» **REQUIRED WORK**
From the first record through the last, copy each one exactly.

[Element data from apps and pages]
__________

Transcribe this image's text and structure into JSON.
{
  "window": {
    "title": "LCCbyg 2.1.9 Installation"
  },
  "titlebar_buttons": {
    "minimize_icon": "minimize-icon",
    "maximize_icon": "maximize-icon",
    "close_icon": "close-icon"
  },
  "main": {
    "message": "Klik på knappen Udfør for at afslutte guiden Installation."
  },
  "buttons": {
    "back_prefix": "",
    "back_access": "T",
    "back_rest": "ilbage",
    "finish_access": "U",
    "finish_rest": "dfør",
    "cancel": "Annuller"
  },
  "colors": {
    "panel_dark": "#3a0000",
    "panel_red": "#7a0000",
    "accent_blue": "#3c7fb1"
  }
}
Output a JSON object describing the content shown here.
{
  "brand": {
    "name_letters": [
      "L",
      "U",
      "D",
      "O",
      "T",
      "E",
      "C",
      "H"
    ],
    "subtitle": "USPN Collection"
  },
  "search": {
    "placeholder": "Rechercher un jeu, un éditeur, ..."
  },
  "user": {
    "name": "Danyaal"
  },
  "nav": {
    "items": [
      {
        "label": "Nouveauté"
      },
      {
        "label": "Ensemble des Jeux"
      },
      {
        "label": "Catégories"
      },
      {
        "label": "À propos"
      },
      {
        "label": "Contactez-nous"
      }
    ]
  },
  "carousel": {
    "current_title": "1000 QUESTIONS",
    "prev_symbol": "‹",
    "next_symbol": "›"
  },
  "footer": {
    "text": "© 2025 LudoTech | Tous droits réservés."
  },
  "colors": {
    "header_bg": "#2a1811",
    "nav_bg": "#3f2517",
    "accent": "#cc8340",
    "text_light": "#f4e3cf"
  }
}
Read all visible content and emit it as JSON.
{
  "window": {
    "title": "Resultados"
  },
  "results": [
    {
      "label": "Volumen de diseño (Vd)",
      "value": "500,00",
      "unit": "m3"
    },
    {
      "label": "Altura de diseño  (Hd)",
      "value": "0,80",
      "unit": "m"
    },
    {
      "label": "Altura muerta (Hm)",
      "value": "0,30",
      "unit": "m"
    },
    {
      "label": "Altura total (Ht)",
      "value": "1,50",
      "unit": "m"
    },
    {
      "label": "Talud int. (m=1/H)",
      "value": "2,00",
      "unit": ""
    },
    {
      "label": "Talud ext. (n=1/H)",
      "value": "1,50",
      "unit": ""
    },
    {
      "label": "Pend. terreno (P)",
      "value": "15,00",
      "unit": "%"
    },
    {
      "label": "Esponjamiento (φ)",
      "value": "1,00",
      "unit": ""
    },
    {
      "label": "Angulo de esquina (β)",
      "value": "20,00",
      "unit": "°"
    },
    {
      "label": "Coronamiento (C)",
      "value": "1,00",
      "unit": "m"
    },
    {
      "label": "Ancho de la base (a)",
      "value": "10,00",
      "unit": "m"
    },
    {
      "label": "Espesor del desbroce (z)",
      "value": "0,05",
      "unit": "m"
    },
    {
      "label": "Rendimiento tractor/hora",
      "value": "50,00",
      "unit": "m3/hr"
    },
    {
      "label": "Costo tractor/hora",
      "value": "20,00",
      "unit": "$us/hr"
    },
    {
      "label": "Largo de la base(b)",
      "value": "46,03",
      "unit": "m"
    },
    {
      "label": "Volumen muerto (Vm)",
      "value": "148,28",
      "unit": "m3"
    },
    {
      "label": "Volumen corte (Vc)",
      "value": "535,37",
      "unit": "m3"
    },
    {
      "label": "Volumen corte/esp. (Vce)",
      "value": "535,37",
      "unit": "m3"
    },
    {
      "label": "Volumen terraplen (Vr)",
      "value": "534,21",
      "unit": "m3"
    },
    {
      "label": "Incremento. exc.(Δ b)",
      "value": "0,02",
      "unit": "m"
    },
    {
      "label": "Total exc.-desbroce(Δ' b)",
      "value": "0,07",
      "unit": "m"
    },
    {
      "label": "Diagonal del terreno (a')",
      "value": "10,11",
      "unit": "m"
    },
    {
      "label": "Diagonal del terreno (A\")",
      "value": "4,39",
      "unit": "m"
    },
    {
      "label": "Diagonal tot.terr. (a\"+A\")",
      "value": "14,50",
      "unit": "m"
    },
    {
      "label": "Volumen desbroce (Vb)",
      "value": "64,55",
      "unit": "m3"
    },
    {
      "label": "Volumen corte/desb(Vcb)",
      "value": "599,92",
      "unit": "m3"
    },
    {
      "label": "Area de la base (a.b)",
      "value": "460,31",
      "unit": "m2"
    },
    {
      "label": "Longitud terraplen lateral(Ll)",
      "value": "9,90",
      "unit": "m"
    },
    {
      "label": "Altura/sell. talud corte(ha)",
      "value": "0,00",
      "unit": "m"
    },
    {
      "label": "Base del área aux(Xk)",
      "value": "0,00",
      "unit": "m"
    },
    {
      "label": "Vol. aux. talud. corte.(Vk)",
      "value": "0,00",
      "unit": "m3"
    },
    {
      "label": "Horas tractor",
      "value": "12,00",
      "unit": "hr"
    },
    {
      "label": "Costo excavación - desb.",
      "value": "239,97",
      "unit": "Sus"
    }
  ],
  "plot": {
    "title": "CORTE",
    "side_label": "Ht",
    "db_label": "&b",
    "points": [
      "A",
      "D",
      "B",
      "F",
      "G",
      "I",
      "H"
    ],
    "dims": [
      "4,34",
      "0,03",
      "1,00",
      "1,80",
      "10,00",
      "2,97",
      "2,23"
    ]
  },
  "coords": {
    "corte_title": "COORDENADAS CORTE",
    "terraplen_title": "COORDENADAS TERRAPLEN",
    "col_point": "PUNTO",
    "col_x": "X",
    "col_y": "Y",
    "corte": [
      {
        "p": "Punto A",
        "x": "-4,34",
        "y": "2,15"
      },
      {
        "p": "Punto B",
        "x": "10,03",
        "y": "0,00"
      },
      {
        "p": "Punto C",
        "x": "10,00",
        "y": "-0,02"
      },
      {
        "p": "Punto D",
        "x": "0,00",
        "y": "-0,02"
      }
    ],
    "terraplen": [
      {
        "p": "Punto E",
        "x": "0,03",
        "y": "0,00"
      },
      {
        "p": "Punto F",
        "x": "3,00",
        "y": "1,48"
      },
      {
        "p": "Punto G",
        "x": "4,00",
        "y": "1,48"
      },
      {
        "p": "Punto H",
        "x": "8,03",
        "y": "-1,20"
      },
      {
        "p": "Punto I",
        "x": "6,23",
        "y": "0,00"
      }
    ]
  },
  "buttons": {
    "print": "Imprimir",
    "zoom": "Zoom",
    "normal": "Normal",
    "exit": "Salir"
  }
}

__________

» **SOLUTION TO THE EXERCISE**
Transcribe this image's text and structure into JSON.
{
  "window": {
    "title": "LCCbyg 2.1.9 Installation"
  },
  "titlebar_buttons": {
    "minimize_icon": "minimize-icon",
    "maximize_icon": "maximize-icon",
    "close_icon": "close-icon"
  },
  "main": {
    "message": "Klik på knappen Udfør for at afslutte guiden Installation."
  },
  "buttons": {
    "back_prefix": "",
    "back_access": "T",
    "back_rest": "ilbage",
    "finish_access": "U",
    "finish_rest": "dfør",
    "cancel": "Annuller"
  },
  "colors": {
    "panel_dark": "#3a0000",
    "panel_red": "#7a0000",
    "accent_blue": "#3c7fb1"
  }
}
Output a JSON object describing the content shown here.
{
  "brand": {
    "name_letters": [
      "L",
      "U",
      "D",
      "O",
      "T",
      "E",
      "C",
      "H"
    ],
    "subtitle": "USPN Collection"
  },
  "search": {
    "placeholder": "Rechercher un jeu, un éditeur, ..."
  },
  "user": {
    "name": "Danyaal"
  },
  "nav": {
    "items": [
      {
        "label": "Nouveauté"
      },
      {
        "label": "Ensemble des Jeux"
      },
      {
        "label": "Catégories"
      },
      {
        "label": "À propos"
      },
      {
        "label": "Contactez-nous"
      }
    ]
  },
  "carousel": {
    "current_title": "1000 QUESTIONS",
    "prev_symbol": "‹",
    "next_symbol": "›"
  },
  "footer": {
    "text": "© 2025 LudoTech | Tous droits réservés."
  },
  "colors": {
    "header_bg": "#2a1811",
    "nav_bg": "#3f2517",
    "accent": "#cc8340",
    "text_light": "#f4e3cf"
  }
}
Read all visible content and emit it as JSON.
{
  "window": {
    "title": "Resultados"
  },
  "results": [
    {
      "label": "Volumen de diseño (Vd)",
      "value": "500,00",
      "unit": "m3"
    },
    {
      "label": "Altura de diseño  (Hd)",
      "value": "0,80",
      "unit": "m"
    },
    {
      "label": "Altura muerta (Hm)",
      "value": "0,30",
      "unit": "m"
    },
    {
      "label": "Altura total (Ht)",
      "value": "1,50",
      "unit": "m"
    },
    {
      "label": "Talud int. (m=1/H)",
      "value": "2,00",
      "unit": ""
    },
    {
      "label": "Talud ext. (n=1/H)",
      "value": "1,50",
      "unit": ""
    },
    {
      "label": "Pend. terreno (P)",
      "value": "15,00",
      "unit": "%"
    },
    {
      "label": "Esponjamiento (φ)",
      "value": "1,00",
      "unit": ""
    },
    {
      "label": "Angulo de esquina (β)",
      "value": "20,00",
      "unit": "°"
    },
    {
      "label": "Coronamiento (C)",
      "value": "1,00",
      "unit": "m"
    },
    {
      "label": "Ancho de la base (a)",
      "value": "10,00",
      "unit": "m"
    },
    {
      "label": "Espesor del desbroce (z)",
      "value": "0,05",
      "unit": "m"
    },
    {
      "label": "Rendimiento tractor/hora",
      "value": "50,00",
      "unit": "m3/hr"
    },
    {
      "label": "Costo tractor/hora",
      "value": "20,00",
      "unit": "$us/hr"
    },
    {
      "label": "Largo de la base(b)",
      "value": "46,03",
      "unit": "m"
    },
    {
      "label": "Volumen muerto (Vm)",
      "value": "148,28",
      "unit": "m3"
    },
    {
      "label": "Volumen corte (Vc)",
      "value": "535,37",
      "unit": "m3"
    },
    {
      "label": "Volumen corte/esp. (Vce)",
      "value": "535,37",
      "unit": "m3"
    },
    {
      "label": "Volumen terraplen (Vr)",
      "value": "534,21",
      "unit": "m3"
    },
    {
      "label": "Incremento. exc.(Δ b)",
      "value": "0,02",
      "unit": "m"
    },
    {
      "label": "Total exc.-desbroce(Δ' b)",
      "value": "0,07",
      "unit": "m"
    },
    {
      "label": "Diagonal del terreno (a')",
      "value": "10,11",
      "unit": "m"
    },
    {
      "label": "Diagonal del terreno (A\")",
      "value": "4,39",
      "unit": "m"
    },
    {
      "label": "Diagonal tot.terr. (a\"+A\")",
      "value": "14,50",
      "unit": "m"
    },
    {
      "label": "Volumen desbroce (Vb)",
      "value": "64,55",
      "unit": "m3"
    },
    {
      "label": "Volumen corte/desb(Vcb)",
      "value": "599,92",
      "unit": "m3"
    },
    {
      "label": "Area de la base (a.b)",
      "value": "460,31",
      "unit": "m2"
    },
    {
      "label": "Longitud terraplen lateral(Ll)",
      "value": "9,90",
      "unit": "m"
    },
    {
      "label": "Altura/sell. talud corte(ha)",
      "value": "0,00",
      "unit": "m"
    },
    {
      "label": "Base del área aux(Xk)",
      "value": "0,00",
      "unit": "m"
    },
    {
      "label": "Vol. aux. talud. corte.(Vk)",
      "value": "0,00",
      "unit": "m3"
    },
    {
      "label": "Horas tractor",
      "value": "12,00",
      "unit": "hr"
    },
    {
      "label": "Costo excavación - desb.",
      "value": "239,97",
      "unit": "Sus"
    }
  ],
  "plot": {
    "title": "CORTE",
    "side_label": "Ht",
    "db_label": "&b",
    "points": [
      "A",
      "D",
      "B",
      "F",
      "G",
      "I",
      "H"
    ],
    "dims": [
      "4,34",
      "0,03",
      "1,00",
      "1,80",
      "10,00",
      "2,97",
      "2,23"
    ]
  },
  "coords": {
    "corte_title": "COORDENADAS CORTE",
    "terraplen_title": "COORDENADAS TERRAPLEN",
    "col_point": "PUNTO",
    "col_x": "X",
    "col_y": "Y",
    "corte": [
      {
        "p": "Punto A",
        "x": "-4,34",
        "y": "2,15"
      },
      {
        "p": "Punto B",
        "x": "10,03",
        "y": "0,00"
      },
      {
        "p": "Punto C",
        "x": "10,00",
        "y": "-0,02"
      },
      {
        "p": "Punto D",
        "x": "0,00",
        "y": "-0,02"
      }
    ],
    "terraplen": [
      {
        "p": "Punto E",
        "x": "0,03",
        "y": "0,00"
      },
      {
        "p": "Punto F",
        "x": "3,00",
        "y": "1,48"
      },
      {
        "p": "Punto G",
        "x": "4,00",
        "y": "1,48"
      },
      {
        "p": "Punto H",
        "x": "8,03",
        "y": "-1,20"
      },
      {
        "p": "Punto I",
        "x": "6,23",
        "y": "0,00"
      }
    ]
  },
  "buttons": {
    "print": "Imprimir",
    "zoom": "Zoom",
    "normal": "Normal",
    "exit": "Salir"
  }
}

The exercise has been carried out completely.